◆ **Your assignment**: Go through the material below and count the lines with the string "this"; the number is the whole answer.

◆ **Supplied data**:
====

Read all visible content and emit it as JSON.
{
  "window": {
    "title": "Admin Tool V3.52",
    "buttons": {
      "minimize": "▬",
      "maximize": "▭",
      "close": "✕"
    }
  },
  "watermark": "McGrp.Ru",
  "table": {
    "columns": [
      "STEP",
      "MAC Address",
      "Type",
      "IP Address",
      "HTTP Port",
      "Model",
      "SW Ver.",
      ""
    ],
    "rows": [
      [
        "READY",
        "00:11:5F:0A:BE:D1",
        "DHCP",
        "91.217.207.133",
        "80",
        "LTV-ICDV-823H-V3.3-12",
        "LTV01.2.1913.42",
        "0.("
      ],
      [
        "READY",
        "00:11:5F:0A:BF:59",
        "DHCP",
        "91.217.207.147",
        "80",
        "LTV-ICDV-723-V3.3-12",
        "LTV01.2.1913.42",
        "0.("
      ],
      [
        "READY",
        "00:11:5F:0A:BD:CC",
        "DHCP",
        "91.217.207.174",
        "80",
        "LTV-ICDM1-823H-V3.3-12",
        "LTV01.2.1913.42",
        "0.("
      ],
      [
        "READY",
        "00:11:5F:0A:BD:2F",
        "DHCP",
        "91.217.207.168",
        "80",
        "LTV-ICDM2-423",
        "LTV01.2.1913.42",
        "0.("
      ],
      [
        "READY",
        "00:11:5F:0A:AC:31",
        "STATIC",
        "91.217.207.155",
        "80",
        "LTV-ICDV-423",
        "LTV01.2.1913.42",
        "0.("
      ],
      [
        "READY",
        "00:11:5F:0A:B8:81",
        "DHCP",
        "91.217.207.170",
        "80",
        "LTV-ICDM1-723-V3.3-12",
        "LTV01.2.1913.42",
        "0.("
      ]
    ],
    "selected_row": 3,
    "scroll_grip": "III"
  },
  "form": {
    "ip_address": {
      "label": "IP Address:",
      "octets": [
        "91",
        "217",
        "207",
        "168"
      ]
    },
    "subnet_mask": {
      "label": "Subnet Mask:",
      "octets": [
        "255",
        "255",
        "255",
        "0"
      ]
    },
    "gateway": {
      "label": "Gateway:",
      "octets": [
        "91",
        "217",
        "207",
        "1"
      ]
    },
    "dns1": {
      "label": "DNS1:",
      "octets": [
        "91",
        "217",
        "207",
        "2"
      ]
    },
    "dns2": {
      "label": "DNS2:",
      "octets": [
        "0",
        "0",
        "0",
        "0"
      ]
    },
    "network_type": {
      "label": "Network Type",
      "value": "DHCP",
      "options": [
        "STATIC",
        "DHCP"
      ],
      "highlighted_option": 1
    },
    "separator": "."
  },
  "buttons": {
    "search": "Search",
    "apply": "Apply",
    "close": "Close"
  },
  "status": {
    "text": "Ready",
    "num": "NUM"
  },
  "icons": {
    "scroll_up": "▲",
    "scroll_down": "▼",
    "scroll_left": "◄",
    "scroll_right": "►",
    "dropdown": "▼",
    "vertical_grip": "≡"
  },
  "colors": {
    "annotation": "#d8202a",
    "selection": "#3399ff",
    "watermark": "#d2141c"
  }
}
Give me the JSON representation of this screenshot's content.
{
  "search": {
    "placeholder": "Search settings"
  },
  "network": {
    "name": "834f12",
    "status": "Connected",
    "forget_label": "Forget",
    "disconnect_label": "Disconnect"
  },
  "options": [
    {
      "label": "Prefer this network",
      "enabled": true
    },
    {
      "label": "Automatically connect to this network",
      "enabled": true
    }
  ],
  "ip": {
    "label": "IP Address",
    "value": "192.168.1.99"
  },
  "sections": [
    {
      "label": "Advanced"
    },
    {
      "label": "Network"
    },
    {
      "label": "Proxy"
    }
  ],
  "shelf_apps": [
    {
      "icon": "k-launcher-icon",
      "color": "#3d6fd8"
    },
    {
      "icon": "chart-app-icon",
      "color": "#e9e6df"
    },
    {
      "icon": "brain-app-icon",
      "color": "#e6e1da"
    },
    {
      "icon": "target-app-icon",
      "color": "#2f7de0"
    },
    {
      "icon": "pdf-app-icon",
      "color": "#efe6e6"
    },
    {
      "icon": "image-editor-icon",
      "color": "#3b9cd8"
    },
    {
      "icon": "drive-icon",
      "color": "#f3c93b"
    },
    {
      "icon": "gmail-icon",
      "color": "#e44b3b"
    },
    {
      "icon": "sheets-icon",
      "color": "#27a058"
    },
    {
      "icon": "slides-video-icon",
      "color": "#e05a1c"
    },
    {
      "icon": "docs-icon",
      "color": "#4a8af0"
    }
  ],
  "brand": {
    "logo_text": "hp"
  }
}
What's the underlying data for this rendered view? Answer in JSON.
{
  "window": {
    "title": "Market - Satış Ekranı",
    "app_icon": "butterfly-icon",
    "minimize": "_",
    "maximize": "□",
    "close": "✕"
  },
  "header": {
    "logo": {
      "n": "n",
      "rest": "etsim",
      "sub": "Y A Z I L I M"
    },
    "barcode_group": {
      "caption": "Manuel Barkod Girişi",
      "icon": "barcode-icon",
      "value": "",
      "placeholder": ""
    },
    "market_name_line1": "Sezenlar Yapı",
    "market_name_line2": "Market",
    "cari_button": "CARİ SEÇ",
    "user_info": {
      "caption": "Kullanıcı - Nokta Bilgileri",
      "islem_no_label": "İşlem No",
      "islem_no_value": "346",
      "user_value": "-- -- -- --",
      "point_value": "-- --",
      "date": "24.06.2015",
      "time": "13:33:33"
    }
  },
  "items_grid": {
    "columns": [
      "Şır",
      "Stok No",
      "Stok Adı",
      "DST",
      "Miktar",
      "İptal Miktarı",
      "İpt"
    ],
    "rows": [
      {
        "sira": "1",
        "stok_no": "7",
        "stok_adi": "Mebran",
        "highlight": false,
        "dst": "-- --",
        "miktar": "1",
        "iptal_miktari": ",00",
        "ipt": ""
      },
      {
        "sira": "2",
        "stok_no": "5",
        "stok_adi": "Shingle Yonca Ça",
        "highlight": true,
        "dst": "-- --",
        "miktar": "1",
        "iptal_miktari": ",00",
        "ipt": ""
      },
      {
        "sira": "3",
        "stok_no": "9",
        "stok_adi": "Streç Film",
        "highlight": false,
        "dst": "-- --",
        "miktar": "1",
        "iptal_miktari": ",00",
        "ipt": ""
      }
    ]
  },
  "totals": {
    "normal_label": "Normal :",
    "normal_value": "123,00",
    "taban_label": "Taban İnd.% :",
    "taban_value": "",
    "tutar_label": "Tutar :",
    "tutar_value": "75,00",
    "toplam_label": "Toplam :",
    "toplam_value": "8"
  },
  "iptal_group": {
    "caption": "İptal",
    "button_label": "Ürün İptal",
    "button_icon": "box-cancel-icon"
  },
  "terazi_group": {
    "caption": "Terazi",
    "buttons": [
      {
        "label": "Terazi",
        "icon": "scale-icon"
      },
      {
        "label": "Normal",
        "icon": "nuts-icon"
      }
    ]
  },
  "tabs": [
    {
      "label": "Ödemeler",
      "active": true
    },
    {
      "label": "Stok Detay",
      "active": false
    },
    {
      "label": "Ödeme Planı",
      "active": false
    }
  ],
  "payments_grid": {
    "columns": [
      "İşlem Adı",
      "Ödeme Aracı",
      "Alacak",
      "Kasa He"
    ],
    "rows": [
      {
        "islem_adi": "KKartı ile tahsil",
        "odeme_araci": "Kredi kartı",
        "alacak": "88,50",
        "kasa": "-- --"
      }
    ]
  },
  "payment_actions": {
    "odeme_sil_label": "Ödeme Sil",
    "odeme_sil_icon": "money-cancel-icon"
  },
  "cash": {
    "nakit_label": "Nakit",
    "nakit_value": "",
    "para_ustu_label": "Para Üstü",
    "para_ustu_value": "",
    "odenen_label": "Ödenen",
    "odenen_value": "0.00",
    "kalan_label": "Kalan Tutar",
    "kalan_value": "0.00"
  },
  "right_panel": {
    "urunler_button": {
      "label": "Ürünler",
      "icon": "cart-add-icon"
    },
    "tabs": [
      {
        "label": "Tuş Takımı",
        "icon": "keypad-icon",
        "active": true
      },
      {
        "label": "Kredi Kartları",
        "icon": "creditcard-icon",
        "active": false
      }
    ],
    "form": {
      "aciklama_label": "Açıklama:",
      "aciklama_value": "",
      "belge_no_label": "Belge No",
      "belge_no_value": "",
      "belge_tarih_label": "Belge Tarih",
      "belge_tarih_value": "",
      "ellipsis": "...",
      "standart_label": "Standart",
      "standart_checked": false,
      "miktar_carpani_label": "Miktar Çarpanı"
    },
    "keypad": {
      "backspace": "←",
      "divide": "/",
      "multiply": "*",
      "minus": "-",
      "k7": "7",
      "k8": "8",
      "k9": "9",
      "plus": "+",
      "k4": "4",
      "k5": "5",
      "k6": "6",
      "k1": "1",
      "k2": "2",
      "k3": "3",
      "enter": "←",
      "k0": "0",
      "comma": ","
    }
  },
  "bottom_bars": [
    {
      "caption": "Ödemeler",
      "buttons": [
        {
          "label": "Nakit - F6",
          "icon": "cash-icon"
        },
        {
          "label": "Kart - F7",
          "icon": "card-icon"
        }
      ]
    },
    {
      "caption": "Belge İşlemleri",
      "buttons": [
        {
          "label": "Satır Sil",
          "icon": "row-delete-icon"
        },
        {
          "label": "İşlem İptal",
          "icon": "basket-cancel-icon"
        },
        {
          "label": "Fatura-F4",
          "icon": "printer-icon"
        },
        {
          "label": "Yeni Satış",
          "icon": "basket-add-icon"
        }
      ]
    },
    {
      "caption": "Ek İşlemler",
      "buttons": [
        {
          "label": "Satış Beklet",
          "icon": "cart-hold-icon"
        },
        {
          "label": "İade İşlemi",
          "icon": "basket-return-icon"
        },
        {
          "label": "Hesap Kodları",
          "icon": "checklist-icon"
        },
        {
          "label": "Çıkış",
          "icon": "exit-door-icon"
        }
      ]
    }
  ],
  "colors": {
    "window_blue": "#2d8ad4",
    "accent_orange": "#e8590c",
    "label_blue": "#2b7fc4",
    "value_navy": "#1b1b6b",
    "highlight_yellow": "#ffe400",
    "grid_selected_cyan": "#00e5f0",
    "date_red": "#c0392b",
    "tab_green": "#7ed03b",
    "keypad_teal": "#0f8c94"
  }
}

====

◆ **Problem solution**: 4